(Extracted material Opens)

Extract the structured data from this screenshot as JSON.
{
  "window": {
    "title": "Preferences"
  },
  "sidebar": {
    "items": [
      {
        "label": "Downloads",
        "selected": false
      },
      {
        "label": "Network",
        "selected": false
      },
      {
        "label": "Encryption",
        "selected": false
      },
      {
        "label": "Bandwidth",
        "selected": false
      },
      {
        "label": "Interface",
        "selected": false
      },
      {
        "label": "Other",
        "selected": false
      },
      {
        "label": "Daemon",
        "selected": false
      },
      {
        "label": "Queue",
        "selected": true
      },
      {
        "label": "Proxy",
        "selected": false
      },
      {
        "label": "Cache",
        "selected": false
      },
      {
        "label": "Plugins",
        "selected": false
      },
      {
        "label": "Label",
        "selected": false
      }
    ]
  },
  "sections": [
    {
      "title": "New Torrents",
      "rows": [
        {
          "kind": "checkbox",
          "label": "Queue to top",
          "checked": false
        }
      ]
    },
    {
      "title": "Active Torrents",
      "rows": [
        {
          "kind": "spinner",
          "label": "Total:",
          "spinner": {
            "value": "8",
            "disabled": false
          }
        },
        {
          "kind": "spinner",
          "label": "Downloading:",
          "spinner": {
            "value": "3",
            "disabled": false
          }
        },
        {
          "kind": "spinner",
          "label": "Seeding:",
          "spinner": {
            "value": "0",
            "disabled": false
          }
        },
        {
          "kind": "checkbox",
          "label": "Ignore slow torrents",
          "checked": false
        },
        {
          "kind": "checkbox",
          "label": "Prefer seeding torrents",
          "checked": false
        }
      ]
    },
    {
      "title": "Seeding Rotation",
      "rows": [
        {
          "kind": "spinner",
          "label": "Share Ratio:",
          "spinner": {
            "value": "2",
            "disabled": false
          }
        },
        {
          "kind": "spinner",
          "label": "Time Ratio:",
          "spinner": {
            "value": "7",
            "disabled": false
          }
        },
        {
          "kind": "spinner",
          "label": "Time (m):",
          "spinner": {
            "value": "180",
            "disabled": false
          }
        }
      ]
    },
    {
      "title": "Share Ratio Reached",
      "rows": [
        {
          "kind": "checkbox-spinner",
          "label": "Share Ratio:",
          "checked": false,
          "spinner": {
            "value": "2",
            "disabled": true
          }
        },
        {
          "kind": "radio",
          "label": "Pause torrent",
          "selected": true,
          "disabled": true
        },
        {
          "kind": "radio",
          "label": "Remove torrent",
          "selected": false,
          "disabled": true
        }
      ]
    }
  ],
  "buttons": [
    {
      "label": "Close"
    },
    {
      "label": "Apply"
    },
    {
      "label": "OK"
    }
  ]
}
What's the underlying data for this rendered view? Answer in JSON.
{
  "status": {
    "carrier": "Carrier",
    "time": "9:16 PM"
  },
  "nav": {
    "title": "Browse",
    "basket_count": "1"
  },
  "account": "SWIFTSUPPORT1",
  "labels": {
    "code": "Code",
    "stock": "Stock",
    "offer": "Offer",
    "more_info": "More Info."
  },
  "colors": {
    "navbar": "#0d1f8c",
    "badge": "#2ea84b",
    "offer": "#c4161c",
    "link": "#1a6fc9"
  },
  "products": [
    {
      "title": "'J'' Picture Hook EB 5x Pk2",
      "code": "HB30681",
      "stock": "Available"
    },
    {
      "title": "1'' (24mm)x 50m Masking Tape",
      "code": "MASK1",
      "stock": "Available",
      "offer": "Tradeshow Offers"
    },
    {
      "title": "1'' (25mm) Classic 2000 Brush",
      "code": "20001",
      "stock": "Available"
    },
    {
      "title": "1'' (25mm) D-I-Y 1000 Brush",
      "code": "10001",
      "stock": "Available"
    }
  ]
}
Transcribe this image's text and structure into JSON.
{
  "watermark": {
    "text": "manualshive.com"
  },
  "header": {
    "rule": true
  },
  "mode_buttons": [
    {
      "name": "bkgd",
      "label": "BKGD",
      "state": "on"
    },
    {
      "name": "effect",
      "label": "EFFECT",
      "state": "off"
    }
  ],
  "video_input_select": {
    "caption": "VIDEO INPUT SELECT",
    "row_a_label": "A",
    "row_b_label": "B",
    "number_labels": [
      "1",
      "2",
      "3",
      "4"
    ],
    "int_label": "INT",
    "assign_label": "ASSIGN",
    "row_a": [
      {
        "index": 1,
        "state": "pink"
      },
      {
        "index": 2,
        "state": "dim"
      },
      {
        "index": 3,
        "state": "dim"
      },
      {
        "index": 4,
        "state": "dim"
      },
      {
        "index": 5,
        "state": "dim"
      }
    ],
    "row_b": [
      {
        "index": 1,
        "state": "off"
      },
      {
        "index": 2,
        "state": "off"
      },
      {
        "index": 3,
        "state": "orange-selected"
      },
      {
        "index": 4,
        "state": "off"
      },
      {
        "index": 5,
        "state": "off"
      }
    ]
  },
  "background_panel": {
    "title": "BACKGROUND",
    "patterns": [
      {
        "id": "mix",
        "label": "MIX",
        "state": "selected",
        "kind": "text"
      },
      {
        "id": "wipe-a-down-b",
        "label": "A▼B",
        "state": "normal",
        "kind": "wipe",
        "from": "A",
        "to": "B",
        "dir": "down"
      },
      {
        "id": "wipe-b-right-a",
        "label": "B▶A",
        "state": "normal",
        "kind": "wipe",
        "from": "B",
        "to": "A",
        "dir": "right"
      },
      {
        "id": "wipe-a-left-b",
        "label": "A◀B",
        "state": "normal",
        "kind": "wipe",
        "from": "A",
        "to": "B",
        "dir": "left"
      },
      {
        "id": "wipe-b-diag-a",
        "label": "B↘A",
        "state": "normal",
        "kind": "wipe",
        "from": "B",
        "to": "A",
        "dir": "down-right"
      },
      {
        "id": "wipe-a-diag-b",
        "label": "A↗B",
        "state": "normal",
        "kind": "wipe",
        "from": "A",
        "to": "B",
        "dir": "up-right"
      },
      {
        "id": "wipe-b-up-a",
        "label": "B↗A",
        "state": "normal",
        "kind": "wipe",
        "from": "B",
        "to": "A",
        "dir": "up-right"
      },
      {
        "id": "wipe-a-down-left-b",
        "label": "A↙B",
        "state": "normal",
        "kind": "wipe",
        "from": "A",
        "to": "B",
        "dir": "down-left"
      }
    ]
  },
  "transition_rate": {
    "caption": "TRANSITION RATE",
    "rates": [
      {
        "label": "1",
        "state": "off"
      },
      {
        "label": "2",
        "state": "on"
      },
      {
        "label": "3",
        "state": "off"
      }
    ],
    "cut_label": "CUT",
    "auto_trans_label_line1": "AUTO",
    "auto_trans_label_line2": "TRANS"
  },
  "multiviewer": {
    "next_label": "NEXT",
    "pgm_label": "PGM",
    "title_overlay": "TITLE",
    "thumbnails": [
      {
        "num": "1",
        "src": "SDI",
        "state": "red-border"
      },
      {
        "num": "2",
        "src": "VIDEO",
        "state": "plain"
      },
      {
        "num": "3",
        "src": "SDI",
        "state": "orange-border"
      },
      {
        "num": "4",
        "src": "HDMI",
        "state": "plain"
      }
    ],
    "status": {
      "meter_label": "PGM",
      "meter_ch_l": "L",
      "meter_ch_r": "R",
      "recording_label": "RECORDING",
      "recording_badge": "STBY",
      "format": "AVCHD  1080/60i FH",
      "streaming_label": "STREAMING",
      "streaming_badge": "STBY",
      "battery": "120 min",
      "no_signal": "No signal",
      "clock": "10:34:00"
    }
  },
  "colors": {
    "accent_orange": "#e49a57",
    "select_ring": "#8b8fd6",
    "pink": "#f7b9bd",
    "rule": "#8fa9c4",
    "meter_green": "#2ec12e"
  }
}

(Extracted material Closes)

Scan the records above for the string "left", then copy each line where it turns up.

Answer space:
        "id": "wipe-a-left-b",
        "dir": "left"
        "id": "wipe-a-down-left-b",
        "dir": "down-left"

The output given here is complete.